CAMDEN — The Select Board voted unanimously Nov. 29 to approve a new traffic calming policy for the town that allows residents to petition the town to take action to reduce speeding or other traffic problems in their neighborhoods.

This was the second meeting at which the policy was discussed by the board.

“The intention of this policy is not to eliminate cut-through traffic,” the policy states. “However, if there is found to be a cause for a significant volume of traffic being diverted to neighborhood streets from arterial roads, the town will consider any practical and cost-effective solutions for addressing the underlying issue.”

The policy allows citizens to request the installation of traffic calming measures. Measures that could be taken by the town if a problem is found to exist could include new signs, speed bumps, chicanes, on-street parking or bike lanes to narrow the street.

“Resident or property owner/neighborhood associations may submit a traffic calming request application,” the document states. “In order to submit the application, signatures must be received from the majority of the residents living in the area where the traffic calming project is requested.”

In response to the application, the town will conduct a speed study and traffic count of the area. Town staff will attempt to clarify the specific problem, whether it is speed, high traffic volume or cut-through traffic.

The town will also hold a meeting with residents to determine the extent of their concerns.

The policy concludes, saying, “One month prior to the implementation of the permanent traffic calming project a letter will be sent by mail to all residents in the identified area to inform them of the traffic calming solution, the date it will be implemented and where they go for additional information or to provide feedback/file a complaint.”

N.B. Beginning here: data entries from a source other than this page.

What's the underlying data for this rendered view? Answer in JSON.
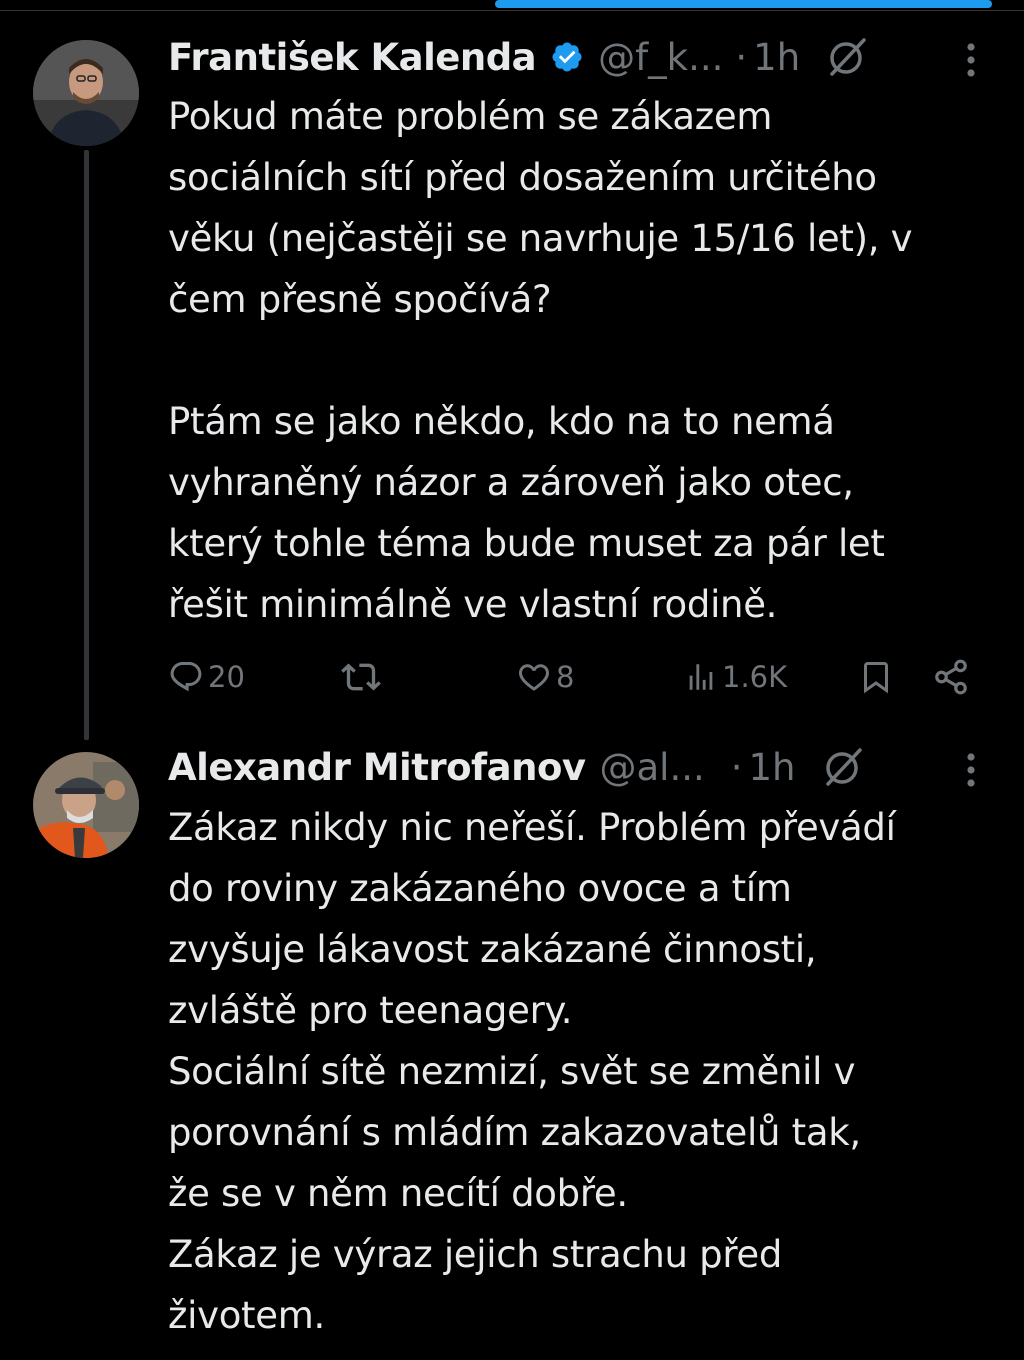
{
  "colors": {
    "background": "#000000",
    "text_primary": "#e7e9ea",
    "text_secondary": "#71767b",
    "accent": "#1d9bf0",
    "thread_line": "#333639"
  },
  "tweets": [
    {
      "author_name": "František Kalenda",
      "verified": true,
      "handle": "@f_k...",
      "separator": "·",
      "time": "1h",
      "text": "Pokud máte problém se zákazem\nsociálních sítí před dosažením určitého\nvěku (nejčastěji se navrhuje 15/16 let), v\nčem přesně spočívá?\n\nPtám se jako někdo, kdo na to nemá\nvyhraněný názor a zároveň jako otec,\nkterý tohle téma bude muset za pár let\nřešit minimálně ve vlastní rodině.",
      "actions": {
        "replies": "20",
        "retweets": "",
        "likes": "8",
        "views": "1.6K"
      },
      "icons": [
        "avatar",
        "verified-badge-icon",
        "grok-icon",
        "more-icon",
        "reply-icon",
        "retweet-icon",
        "like-icon",
        "views-icon",
        "bookmark-icon",
        "share-icon"
      ]
    },
    {
      "author_name": "Alexandr Mitrofanov",
      "verified": false,
      "handle": "@al...",
      "separator": "·",
      "time": "1h",
      "text": "Zákaz nikdy nic neřeší. Problém převádí\ndo roviny zakázaného ovoce a tím\nzvyšuje lákavost zakázané činnosti,\nzvláště pro teenagery.\nSociální sítě nezmizí, svět se změnil v\nporovnání s mládím zakazovatelů tak,\nže se v něm necítí dobře.\nZákaz je výraz jejich strachu před\nživotem.",
      "icons": [
        "avatar",
        "grok-icon",
        "more-icon"
      ]
    }
  ]
}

In other business, Town Manager Audra Caler suggested the town buy the parking lot behind the Knox Mill and the lot where the skate park is now rather than later. She said the town has a lease-to-purchase agreement, but could buy the property outright. She said this might serve the town including providing a place for EV charging. The town has funding from the increase in the value of a TIF.